Blog Archive

Saturday, November 14, 2009

Michiel van den Broeke et al., Science 326, Partitioning Recent Greenland Mass Loss

Science (13 November 2009): Vol. 326, No. 5955, pp. 984-986; DOI: 10.1126/science.1178176


Partitioning Recent Greenland Mass Loss

Michiel van den Broeke,1,* Jonathan Bamber,2 Janneke Ettema,1 Eric Rignot,3,4 Ernst Schrama,5 Willem Jan van de Berg,1 Erik van Meijgaard,6 Isabella Velicogna,3,4 and Bert Wouters5,6
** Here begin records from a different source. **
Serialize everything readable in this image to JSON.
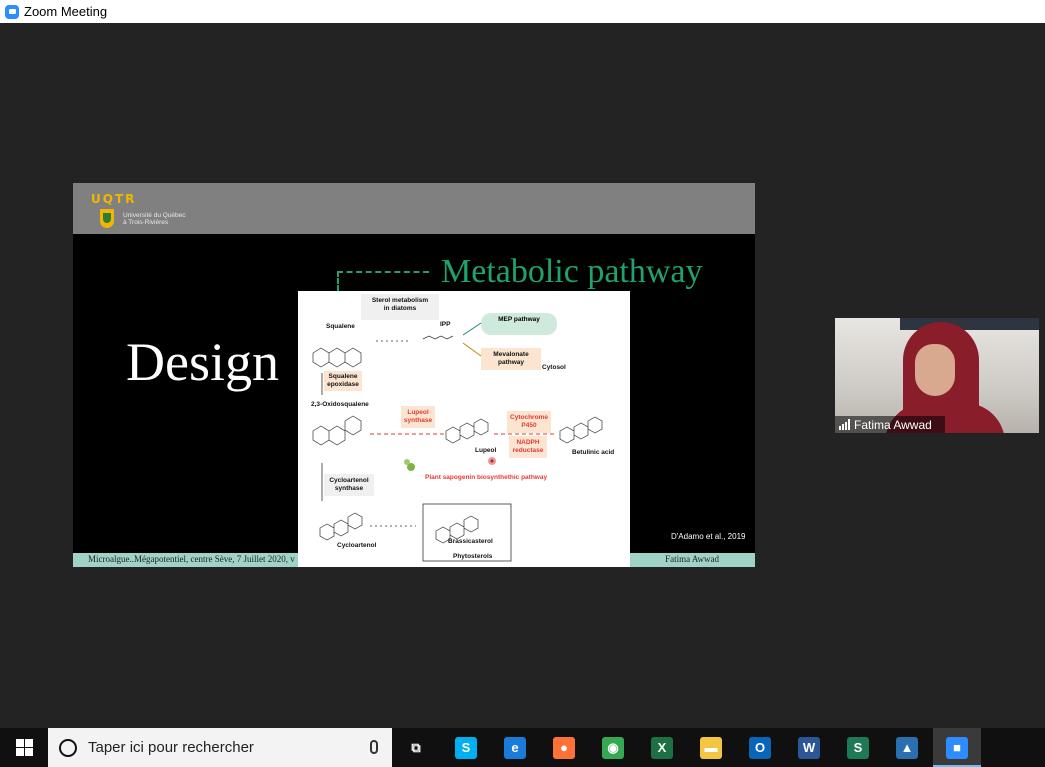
{
  "window": {
    "title": "Zoom Meeting",
    "icon": "zoom-icon"
  },
  "slide": {
    "logo_text": "UQTR",
    "university": [
      "Université du Québec",
      "à Trois-Rivières"
    ],
    "big_word": "Design",
    "heading": "Metabolic pathway",
    "reference": "D'Adamo et al., 2019",
    "footer_left": "Microalgue..Mégapotentiel, centre Sève, 7 Juillet 2020, v",
    "footer_right": "Fatima Awwad"
  },
  "figure": {
    "title": [
      "Sterol metabolism",
      "in diatoms"
    ],
    "squalene": "Squalene",
    "ipp": "IPP",
    "mep": "MEP pathway",
    "mevalonate": [
      "Mevalonate",
      "pathway"
    ],
    "cytosol": "Cytosol",
    "squalene_epoxidase": [
      "Squalene",
      "epoxidase"
    ],
    "oxidosqualene": "2,3-Oxidosqualene",
    "lupeol_synthase": [
      "Lupeol",
      "synthase"
    ],
    "cytochrome": [
      "Cytochrome",
      "P450"
    ],
    "nadph": [
      "NADPH",
      "reductase"
    ],
    "lupeol": "Lupeol",
    "betulinic": "Betulinic acid",
    "sapogenin": "Plant sapogenin biosynthethic pathway",
    "cycloartenol_synthase": [
      "Cycloartenol",
      "synthase"
    ],
    "cycloartenol": "Cycloartenol",
    "brassicasterol": "Brassicasterol",
    "phytosterols": "Phytosterols"
  },
  "participant": {
    "name": "Fatima Awwad",
    "signal_icon": "signal-bars-icon"
  },
  "taskbar": {
    "search_placeholder": "Taper ici pour rechercher",
    "apps": [
      {
        "name": "task-view",
        "glyph": "⧉",
        "color": "#101010"
      },
      {
        "name": "skype",
        "glyph": "S",
        "color": "#00aff0"
      },
      {
        "name": "edge",
        "glyph": "e",
        "color": "#1b7bd8"
      },
      {
        "name": "firefox",
        "glyph": "●",
        "color": "#ff7139"
      },
      {
        "name": "chrome",
        "glyph": "◉",
        "color": "#34a853"
      },
      {
        "name": "excel",
        "glyph": "X",
        "color": "#1d7044"
      },
      {
        "name": "file-explorer",
        "glyph": "▬",
        "color": "#f4c542"
      },
      {
        "name": "outlook",
        "glyph": "O",
        "color": "#0a64b8"
      },
      {
        "name": "word",
        "glyph": "W",
        "color": "#2b5797"
      },
      {
        "name": "sway",
        "glyph": "S",
        "color": "#1e7a55"
      },
      {
        "name": "photos",
        "glyph": "▲",
        "color": "#2a6fb0"
      },
      {
        "name": "zoom",
        "glyph": "■",
        "color": "#2D8CFF"
      }
    ]
  }
}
Mass budget calculations, validated with satellite gravity observations [from the Gravity Recovery and Climate Experiment (GRACE) satellites], enable us to quantify the individual components of recent Greenland mass loss. The total 2000–2008 mass loss of ~1500 gigatons, equivalent to 0.46 mm per year of global sea level rise, is equally split between surface processes (runoff and precipitation) and ice dynamics. Without the moderating effects of increased snowfall and refreezing, post-1996 Greenland ice sheet mass losses would have been 100% higher. Since 2006, high summer melt rates have increased Greenland ice sheet mass loss to 273 gigatons per year (0.75 mm per year of equivalent sea level rise). The seasonal cycle in surface mass balance fully accounts for detrended GRACE mass variations, confirming insignificant subannual variation in ice sheet discharge.
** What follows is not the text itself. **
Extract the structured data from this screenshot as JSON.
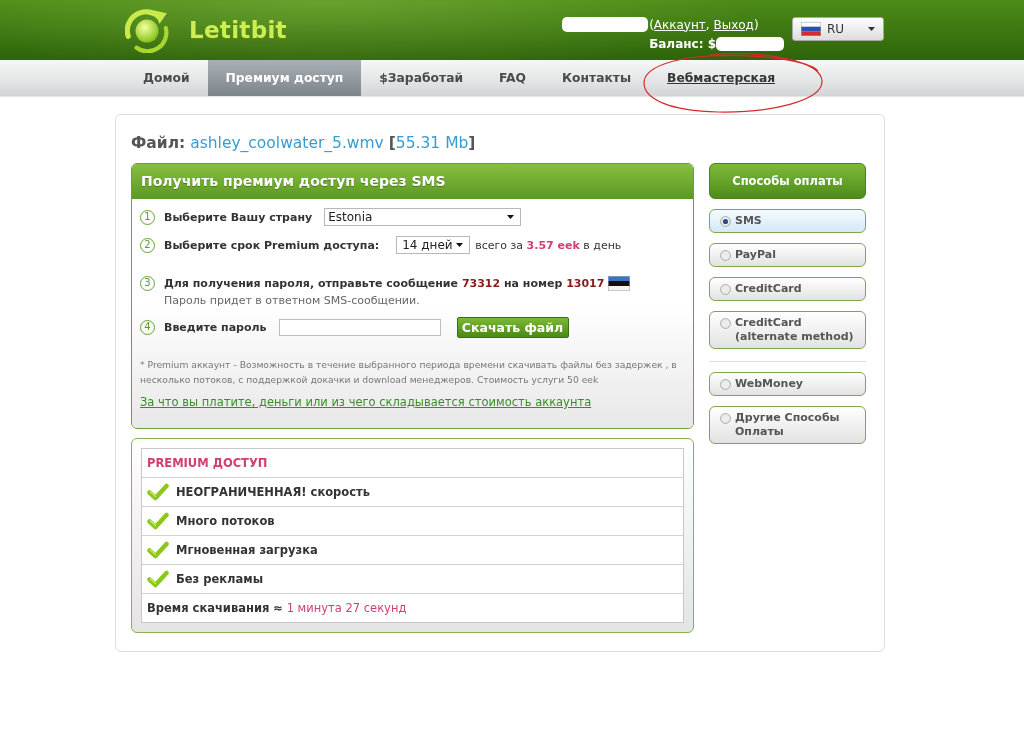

1 Institute for Marine and Atmospheric Research, Utrecht University, Netherlands
2 Bristol Glaciology Centre, School of Geographical Sciences, University of Bristol, Bristol, U.K.
3 Department of Earth System Science, University of California, Irvine, CA, U.S.A.
4 Jet Propulsion Laboratory, Pasadena, CA, U.S.A.
5 Delft Institute of Earth Observation and Space Systems, Delft University of Technology, Delft, Netherlands
6 Royal Netherlands Meteorological Institute, De Bilt, Netherlands

*Correspondence e-mail:

Link to abstract:;326/5955/984

No comments: